Here are two example. First, I worked for a company where the entire IT department knew what time the CIO came into work. We knew because we would see a flood of emails from her. Nearly everyone in the company sent her requests and she would prioritize these as the highest tasks to work on (after all, they emailed the CIO). So the entire IT department would work on these requests, regardless of the other projects. Most of these were routine help desk requests about broken keyboards or email issues. I went to her and used one of my favorite project sayings: “When you work off your inbox, you’re working on everyone else’s priorities, not your own.” She argued that IT is a service department and everyone else’s priorities are IT’s priorities. That’s wrong on so many levels but I’ll leave that for another day. The point is that the entire company used the CIO as the IT help desk. And why not? We had trained them to do that – send your problem to the CIO and it will get addressed.
The second example is an insurance company that had a problem finishing projects. The company would not let projects end. The business departments argued that more work was always needed and the project team needed to stay intact to do the extra work. IT hated this as it consumed resources on projects with ever diminishing returns. But IT had no change control process! There was no process to weigh changes against time and resource budgets. IT had trained the business departments to monopolize resources on their own projects for as long as possible.

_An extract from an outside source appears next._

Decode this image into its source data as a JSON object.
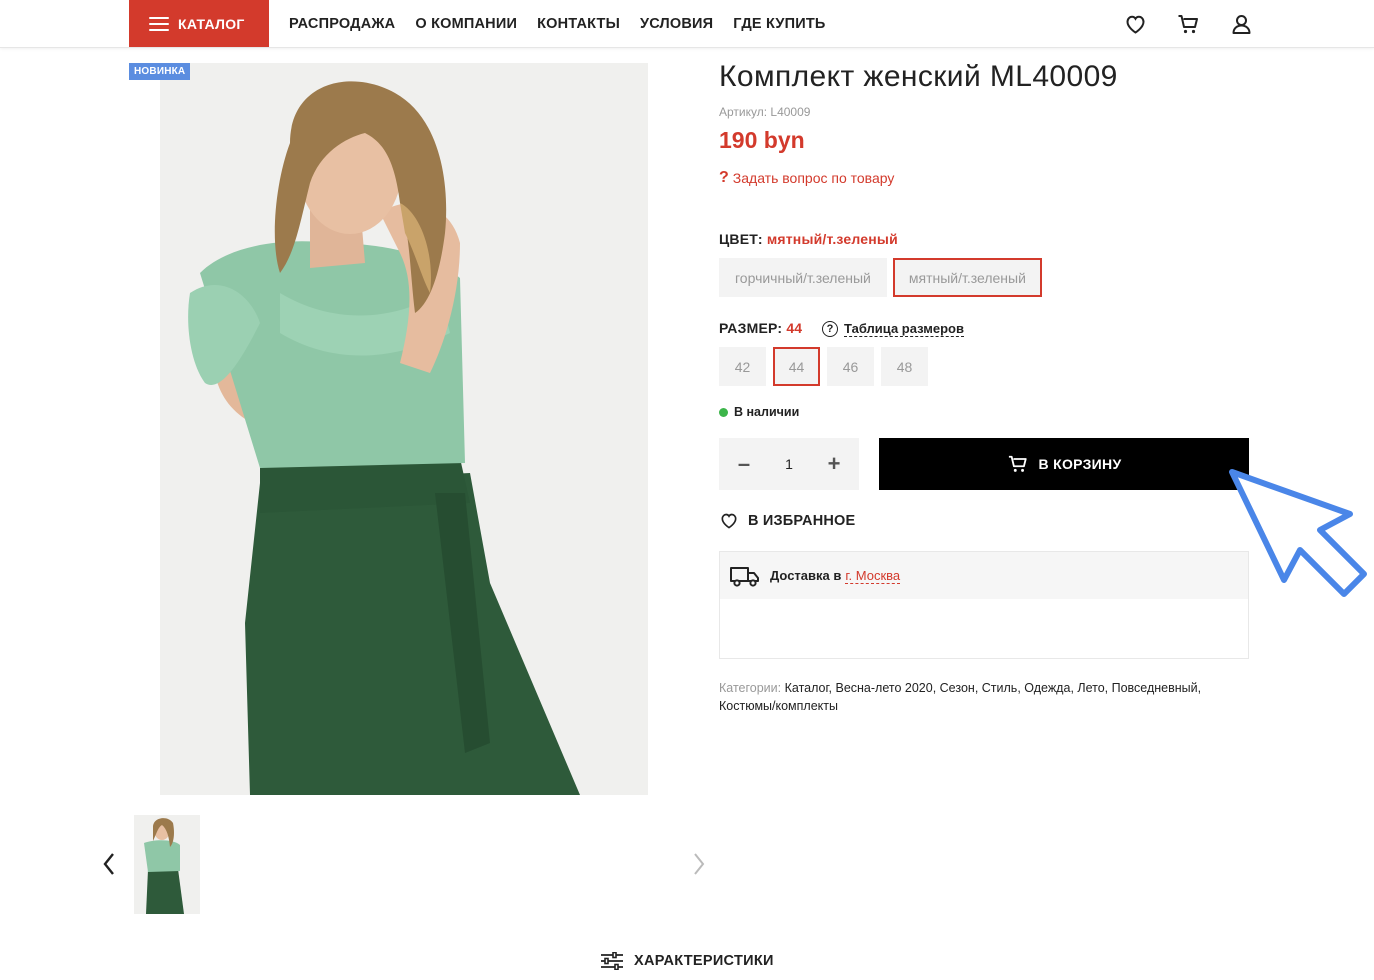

IT departments train other departments on how they want to be treated. If you have processes, and you follow them, the business departments will follow them too. Especially when they see the increase in productivity that results in efficient processes in project management. More projects done faster with better results can only be consistently achieved with appropriate, proven project management processes.